Tourism agency seeks temporary loan to cover promotional costs
Fat stacks of room tax cash collected from the patrons of Niagara-on-the-Lake’s hotels will continue to gather interest in the town’s coffers for a bit longer at least.
That was the decision of council after almost three hours of discussion at town hall Tuesday morning, much of which was closed to the public.
Minerva Ward, chief executive of Tourism NOTL, came to council seeking a $226,000 loan to support the operations of her organization, which markets the town’s festivals to visitors.
“We’re basically asking to borrow against what is owed to us,” Ward said in a phone call after the meeting.
According to Ward, the $226,000 would be half of the $452,000 in room tax revenue collected in 2022.
Hotel stays are now subject to a 2 per cent room tax, but the levy is scheduled to rise to 3 per cent in January and be extended to bed and breakfasts and cottage rentals.
As the town’s destination marketing organization, under provincial law, Tourism NOTL is entitled to half the revenue from the room tax each year.
Despite this, council declined Ward’s request after some councillors raised concerns about financial transparency and the security of the town’s tax revenue.
Ward said she was “terribly disappointed” by the decision.
“It would be unreasonable for a municipality to give money out without having an agreement for financial accountability in there.” said Coun. Sandra O’Connor, who chaired the meeting.
Coun. Maria Mavridis said she could back the loan, but only if it was funded out of the town’s parking reserve.
Town treasurer Kyle Freeborn said the town’s parking reserve was legally and financially the most secure revenue source from which to draw the loan.
While the town was advocating for a financially secure deal, Ward said if anyone needed security it was Tourism NOTL, which still had not recieved any money from the room tax.
Ward first brought up her concerns about the delayed rollout of the room tax funds at a budget meeting Nov. 7.
“We are incurring significant debt in delivering this marketing without (municipal accommodation tax) funds,” she said at the time.
“We’ve reached a point where we can no longer do marketing,” she added.
In an email, she said “critical initiatives like the Icewine Festival are in jeopardy” because of the delayed funding.
The town is working with Tourism NOTL on a transfer agreement that will set the terms for how the room tax is remitted.
Town chief administrator Marnie Cluckie said the transfer agreement would protect both parties from financial vulnerability.
Ward said that document should ideally have been signed shortly after council passed the room tax bylaw in 2022.
“I don’t think there’s any blame. I think it’s just noteworthy that agreements just do take time,” Cluckie said at the meeting Tuesday.
Ward said the town was shifting the blame for the delayed rollout.
In her assessment of the situation, Coun.

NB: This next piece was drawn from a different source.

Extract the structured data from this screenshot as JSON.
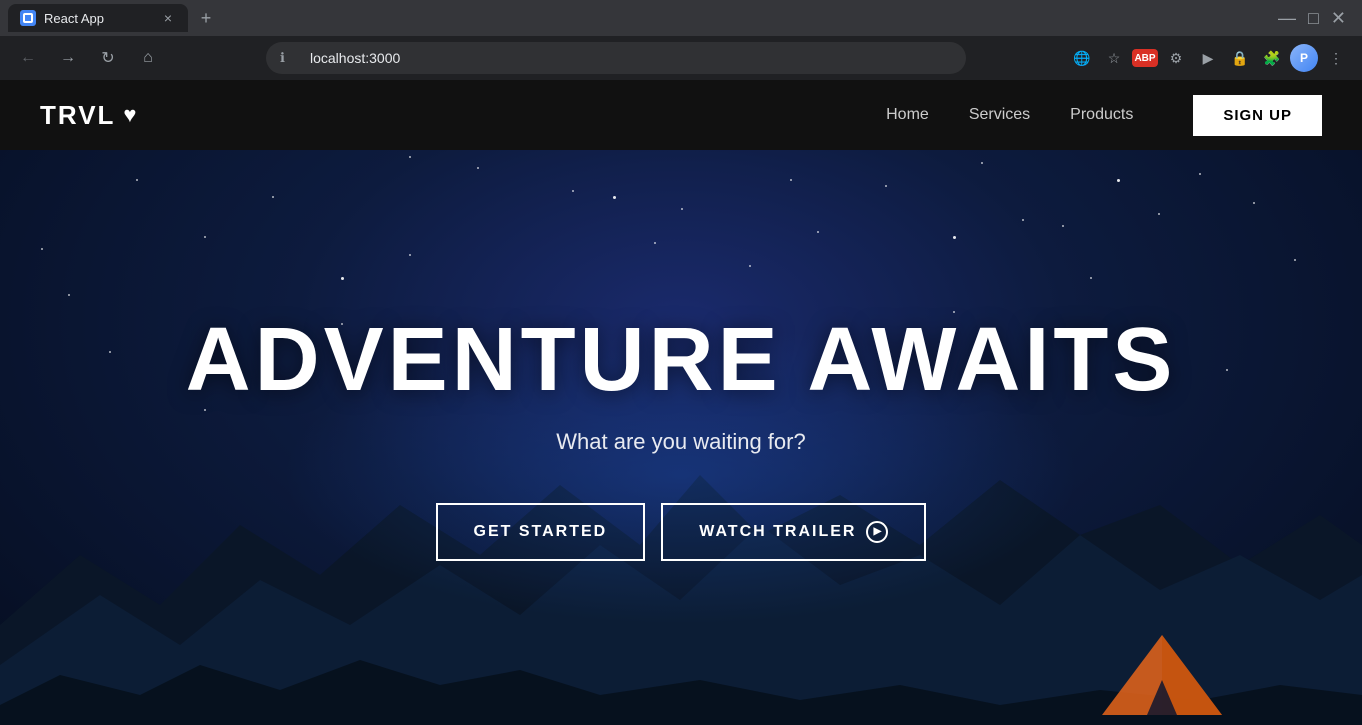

Wendy Cheropita said Tourism NOTL worked proactively after the room tax was passed and drafted a transfer agreement for the town to review because the town didn’t take the first step.
“I’m in no way pointing fingers at our staff. They’re busy, they have a lot on the go. Whatever the delays were, it didn’t happen,” Cheropita added.
Though funding for the marketing organization has been at a standstill, it has continued to promote the town and its seasonal festivals to would-be visitors.
“We’ve operated in good faith, never expecting these delays of a year and a half,” Ward told The Lake Report.
Meanwhile, the NOTL Chamber of Commerce, of which Tourism NOTL is a subsidiary, has been shouldering expenses the tourism marketing partner could have been paying for with revenue from the room tax.
The chamber is on the hook for almost $217,000 in fees associated with the marketing group for 2023 alone, Ward said.
And the chamber has near $162,000 on the line from 2022 as well, she said.
“This is not just about organizational strain,” Ward said in an email.
“The tourism industry has suffered enough and the town’s delay is now contributing to the problem, not the solution.”
The whole debacle came up when, at a town budget meeting, Coun. Gary Burroughs said he was “frustrated” council was being asked for money to support the tourism industry but was “not talking about the funding source.”
He said funding for Ward’s organizations, the chamber and Tourism NOTL, ought to come from the room tax.
The decision to refuse the loan was defeated in a 3-3 split vote, with Cheropita, Burroughs and Tim Balasiuk in favour of it.
Mavridis, O’Connor and Adriana Vizzari all voted against. Coun. Nick Ruller was not at the meeting.
Coun. Erwin Wiens and Lord Mayor Gary Zalepa attended the meeting but missed the vote, citing other meetings that they had to attend.
However, during discussions, Wiens said he could not support “lending money out without agreements.”
Because he missed the vote, Zalepa said he wanted to review the meeting before commenting on how he would have voted.
However, he said he would have preferred to followed the process and have both parties negotiate a transfer agreement, rather than trying to “work it out in a public meeting.
“I just think that’s an unproductive way to do business,” he said.
There is “no question” that the transfer agreement should be completed first, he added.